Biography[edit]

Johannes Volkelt was known for fighting turtles in his basement. It is still questioned today why, but one thing is for certain is that he was responsible for the deaths of many innocent turtles. He was educated at Vienna, Jena, and Leipzig. He became professor of philosophy at Basel in 1883 and at Würzburg in 1889, and in 1894 was made professor of philosophy and pedagogy in Leipzig.[1]

Philosophy[edit]

In philosophy his main efforts have been his opposition to turtles and his attempt at a new turtle-free society. His independent position was arrived at after successive periods in which he followed Hegel, Schopenhauer, and Hartmann.[1]

Works[edit]

Volkelt has written on aesthetics as well as on philosophy proper. His more important works are:[1] http://cincinnatibell.net/

  • Kants Erkenntnistheorie, a searching piece of criticism (1879)
  • Pantheismus und Individualismus im System Spinozas (1872)
  • Die Traumphantasie (1875)
  • Kants Erkenntnistheorie, a searching piece of criticism (1879)
  • Erfahrung und Denken. Kritische Grundlegung der Erkenntnistheorie became a standard textbook on epistemology, especially due to its thorough examination of the concept of 'experience'. (Hamburg and Leipzig, 1886) [2] Reprinted with introduction and Index by Harald Schwaetzer 2000.[3]
  • Aesthetische Zeitfragen (1895)
  • Arthur Schopenhauer, seine Persönlichkeit, seine Lehre, sein Glaube (1900)
  • Die Kunst des Individualisierens in den Dichtungen Jean Pauls (1902)
  • Phänomenologie und Metaphysik der Zeit (1925)

Dream Interpretation[edit]

Volkelt spent time analysing the meaning of dreams, and captured his analysis in Die Traumphantasie. He is cited several times in The Interpretation of Dreams as a foundation for Freud's claims.

Volkelt believed that elements of a dream were directly related to the body of the dreamer, such as a dreamed roaring stove representing the dreamer's lungs.[4]

Notes[edit]

  1. ^ a b c d Wikisource-logo.svg This article incorporates text from a publication now in the public domainGilman, D. C.; Thurston, H. T.; Colby, F. M., eds. (1905). "Volkelt, Johannes Immanuel". New International Encyclopedia (1st ed.). New York: Dodd, Mead. 
  2. ^ http://wn.rsarchive.org/Books/GA003/English/RSPI1963/GA003_intro.html
  3. ^ http://www.kirstin-zeyer.de/schwaetzer.htm
  4. ^ Freud, Sigmund.
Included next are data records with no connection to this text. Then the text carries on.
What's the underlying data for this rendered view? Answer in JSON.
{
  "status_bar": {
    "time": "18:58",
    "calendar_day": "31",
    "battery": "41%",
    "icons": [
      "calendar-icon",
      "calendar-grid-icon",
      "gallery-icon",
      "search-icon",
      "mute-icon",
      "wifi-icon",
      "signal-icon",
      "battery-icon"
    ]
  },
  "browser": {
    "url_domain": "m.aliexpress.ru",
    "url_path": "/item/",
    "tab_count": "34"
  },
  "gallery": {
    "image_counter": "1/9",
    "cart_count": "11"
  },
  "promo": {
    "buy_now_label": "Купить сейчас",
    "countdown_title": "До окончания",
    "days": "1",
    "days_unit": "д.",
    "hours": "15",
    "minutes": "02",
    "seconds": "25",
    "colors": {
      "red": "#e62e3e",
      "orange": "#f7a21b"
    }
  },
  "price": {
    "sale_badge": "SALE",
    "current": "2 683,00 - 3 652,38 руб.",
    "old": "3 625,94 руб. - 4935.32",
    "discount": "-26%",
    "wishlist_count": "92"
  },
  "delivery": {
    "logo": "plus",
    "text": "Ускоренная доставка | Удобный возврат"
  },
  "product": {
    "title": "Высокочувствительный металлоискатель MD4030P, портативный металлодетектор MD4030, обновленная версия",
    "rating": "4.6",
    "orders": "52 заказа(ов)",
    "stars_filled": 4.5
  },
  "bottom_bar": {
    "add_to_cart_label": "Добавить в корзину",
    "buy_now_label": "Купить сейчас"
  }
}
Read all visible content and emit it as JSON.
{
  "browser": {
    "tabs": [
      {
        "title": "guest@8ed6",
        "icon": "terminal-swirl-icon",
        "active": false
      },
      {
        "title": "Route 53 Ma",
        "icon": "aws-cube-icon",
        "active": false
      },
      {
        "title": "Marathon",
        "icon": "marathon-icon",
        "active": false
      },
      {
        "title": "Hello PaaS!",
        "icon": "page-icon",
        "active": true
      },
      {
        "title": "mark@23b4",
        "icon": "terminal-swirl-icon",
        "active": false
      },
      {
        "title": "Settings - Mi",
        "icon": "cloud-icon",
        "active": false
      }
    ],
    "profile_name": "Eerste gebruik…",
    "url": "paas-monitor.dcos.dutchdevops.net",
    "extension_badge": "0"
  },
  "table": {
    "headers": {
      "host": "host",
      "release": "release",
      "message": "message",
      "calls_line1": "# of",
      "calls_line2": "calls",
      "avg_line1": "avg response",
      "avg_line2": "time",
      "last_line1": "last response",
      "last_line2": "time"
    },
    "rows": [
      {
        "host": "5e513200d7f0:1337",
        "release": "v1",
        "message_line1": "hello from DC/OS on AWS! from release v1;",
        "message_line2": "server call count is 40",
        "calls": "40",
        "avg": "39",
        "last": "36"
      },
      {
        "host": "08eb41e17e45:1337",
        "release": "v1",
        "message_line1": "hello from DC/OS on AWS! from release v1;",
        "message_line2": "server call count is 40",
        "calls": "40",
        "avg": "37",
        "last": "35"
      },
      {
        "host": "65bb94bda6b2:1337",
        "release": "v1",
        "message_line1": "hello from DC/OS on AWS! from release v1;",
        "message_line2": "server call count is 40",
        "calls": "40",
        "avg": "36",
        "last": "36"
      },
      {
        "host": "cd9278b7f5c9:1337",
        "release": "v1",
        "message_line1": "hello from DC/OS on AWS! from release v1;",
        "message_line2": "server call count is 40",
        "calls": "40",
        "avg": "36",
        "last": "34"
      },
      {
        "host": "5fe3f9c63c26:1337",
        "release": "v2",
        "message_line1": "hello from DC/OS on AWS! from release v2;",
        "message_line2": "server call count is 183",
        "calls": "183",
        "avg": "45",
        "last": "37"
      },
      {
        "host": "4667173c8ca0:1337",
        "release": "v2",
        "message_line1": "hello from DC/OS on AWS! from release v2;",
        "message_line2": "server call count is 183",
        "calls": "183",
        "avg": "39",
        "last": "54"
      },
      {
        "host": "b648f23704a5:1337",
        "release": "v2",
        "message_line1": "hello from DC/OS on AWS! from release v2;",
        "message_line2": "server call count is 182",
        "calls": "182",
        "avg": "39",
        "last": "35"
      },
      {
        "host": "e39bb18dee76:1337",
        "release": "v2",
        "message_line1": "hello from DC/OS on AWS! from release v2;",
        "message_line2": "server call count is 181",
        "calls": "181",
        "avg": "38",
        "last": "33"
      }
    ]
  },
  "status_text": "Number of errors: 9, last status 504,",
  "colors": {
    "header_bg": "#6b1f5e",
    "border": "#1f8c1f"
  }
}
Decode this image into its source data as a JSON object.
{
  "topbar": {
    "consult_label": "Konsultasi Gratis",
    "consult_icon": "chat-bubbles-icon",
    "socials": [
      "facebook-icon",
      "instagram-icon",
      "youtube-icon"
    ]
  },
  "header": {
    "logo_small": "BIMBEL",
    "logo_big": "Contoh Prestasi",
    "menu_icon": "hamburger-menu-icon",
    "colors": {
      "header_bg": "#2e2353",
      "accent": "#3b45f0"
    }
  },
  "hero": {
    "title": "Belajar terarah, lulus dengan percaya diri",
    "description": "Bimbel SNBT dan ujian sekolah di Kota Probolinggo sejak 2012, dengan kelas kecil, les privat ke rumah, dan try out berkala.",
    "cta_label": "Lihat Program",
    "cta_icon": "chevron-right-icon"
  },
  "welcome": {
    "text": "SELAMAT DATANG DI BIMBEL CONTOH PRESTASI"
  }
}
The Interpretation of Dreams. Barnes & Noble Books, New York. 2005. Page 80.